Exercise objective - Search the records for the word "range" and pick out every line that has it.

Element data from apps and pages:
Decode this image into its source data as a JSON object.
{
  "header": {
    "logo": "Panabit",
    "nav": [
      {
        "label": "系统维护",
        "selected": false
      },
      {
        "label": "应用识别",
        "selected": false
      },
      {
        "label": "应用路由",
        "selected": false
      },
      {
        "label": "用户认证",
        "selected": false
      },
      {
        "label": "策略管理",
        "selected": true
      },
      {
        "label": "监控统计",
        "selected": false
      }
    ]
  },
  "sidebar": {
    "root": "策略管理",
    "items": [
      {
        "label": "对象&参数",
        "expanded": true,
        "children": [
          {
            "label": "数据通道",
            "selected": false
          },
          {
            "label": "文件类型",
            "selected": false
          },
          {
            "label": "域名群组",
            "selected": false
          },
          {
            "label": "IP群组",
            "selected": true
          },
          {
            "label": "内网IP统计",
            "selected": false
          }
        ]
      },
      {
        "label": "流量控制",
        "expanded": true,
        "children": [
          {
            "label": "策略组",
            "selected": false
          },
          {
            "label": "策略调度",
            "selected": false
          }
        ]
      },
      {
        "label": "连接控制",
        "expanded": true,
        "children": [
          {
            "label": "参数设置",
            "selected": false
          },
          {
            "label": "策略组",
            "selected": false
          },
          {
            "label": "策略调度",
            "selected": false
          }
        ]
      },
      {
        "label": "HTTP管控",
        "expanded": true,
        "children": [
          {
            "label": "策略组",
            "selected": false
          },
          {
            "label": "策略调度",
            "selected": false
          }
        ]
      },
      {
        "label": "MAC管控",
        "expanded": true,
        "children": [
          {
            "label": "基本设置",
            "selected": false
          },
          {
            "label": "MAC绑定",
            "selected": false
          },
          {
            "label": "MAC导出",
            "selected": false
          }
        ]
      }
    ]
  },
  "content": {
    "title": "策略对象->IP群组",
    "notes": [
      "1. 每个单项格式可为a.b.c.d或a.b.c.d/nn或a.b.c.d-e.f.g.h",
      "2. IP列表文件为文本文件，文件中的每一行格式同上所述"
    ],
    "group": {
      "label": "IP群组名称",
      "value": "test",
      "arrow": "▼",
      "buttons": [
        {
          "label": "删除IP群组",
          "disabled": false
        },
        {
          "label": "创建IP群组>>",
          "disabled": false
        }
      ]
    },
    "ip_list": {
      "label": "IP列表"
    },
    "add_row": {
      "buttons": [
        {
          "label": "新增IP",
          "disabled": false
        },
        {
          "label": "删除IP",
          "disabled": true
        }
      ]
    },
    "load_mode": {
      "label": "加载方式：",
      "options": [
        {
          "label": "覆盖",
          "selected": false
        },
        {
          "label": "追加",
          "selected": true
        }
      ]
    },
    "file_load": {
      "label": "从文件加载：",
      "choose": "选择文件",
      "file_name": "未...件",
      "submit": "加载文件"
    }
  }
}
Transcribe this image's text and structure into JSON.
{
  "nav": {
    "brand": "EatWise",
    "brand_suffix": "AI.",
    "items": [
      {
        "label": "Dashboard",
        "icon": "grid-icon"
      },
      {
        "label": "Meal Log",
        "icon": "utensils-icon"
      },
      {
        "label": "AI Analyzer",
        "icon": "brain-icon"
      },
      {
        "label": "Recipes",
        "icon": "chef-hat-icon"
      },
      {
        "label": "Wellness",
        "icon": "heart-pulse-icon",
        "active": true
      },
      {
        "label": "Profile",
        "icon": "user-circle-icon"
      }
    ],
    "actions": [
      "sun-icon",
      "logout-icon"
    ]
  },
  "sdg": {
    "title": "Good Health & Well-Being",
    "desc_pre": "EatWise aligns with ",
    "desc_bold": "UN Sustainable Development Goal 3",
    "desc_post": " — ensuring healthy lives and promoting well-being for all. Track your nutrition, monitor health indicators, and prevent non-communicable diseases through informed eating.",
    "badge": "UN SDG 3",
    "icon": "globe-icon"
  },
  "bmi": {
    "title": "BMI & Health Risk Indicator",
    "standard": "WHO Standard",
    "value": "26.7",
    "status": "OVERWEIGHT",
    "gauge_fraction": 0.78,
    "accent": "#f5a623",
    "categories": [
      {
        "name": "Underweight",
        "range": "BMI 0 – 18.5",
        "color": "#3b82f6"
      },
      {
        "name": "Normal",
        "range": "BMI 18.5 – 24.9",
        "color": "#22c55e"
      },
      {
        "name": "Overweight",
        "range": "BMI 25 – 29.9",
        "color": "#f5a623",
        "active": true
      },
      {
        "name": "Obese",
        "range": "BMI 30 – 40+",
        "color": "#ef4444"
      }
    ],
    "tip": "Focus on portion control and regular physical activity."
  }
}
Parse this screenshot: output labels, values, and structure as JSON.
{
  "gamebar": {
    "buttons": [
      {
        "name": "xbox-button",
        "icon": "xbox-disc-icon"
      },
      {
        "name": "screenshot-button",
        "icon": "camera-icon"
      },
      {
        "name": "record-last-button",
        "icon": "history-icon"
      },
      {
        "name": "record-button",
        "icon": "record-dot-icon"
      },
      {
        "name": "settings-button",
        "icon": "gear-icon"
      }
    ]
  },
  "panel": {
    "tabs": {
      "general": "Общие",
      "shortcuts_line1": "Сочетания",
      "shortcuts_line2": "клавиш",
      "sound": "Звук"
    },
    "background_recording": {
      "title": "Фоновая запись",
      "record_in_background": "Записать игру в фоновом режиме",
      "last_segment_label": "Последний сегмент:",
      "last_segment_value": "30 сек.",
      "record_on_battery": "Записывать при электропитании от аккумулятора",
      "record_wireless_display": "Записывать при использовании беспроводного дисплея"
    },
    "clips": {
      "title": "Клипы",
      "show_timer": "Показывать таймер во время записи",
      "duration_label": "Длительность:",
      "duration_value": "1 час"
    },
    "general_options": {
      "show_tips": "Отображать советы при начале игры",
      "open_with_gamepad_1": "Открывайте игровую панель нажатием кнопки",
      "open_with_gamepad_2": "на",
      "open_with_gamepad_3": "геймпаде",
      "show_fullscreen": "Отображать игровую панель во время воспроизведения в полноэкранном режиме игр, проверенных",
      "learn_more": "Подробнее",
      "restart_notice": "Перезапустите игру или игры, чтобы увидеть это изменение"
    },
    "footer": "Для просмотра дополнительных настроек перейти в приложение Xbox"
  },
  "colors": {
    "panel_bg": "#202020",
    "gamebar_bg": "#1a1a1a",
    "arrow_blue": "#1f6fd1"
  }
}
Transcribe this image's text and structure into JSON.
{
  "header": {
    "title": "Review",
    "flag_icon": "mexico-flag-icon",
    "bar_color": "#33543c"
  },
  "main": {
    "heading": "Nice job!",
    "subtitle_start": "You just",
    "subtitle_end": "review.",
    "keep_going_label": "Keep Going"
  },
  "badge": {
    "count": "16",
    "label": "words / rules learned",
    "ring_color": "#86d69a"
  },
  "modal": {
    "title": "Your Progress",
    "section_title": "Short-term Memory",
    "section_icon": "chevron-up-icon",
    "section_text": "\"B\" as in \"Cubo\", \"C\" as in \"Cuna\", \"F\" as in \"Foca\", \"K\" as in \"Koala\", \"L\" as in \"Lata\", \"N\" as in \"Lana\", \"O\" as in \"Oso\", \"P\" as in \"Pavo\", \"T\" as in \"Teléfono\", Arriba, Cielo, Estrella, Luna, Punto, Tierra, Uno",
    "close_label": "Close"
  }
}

Solution for this task -
        "range": "BMI 0 – 18.5",
        "range": "BMI 18.5 – 24.9",
        "range": "BMI 25 – 29.9",
        "range": "BMI 30 – 40+",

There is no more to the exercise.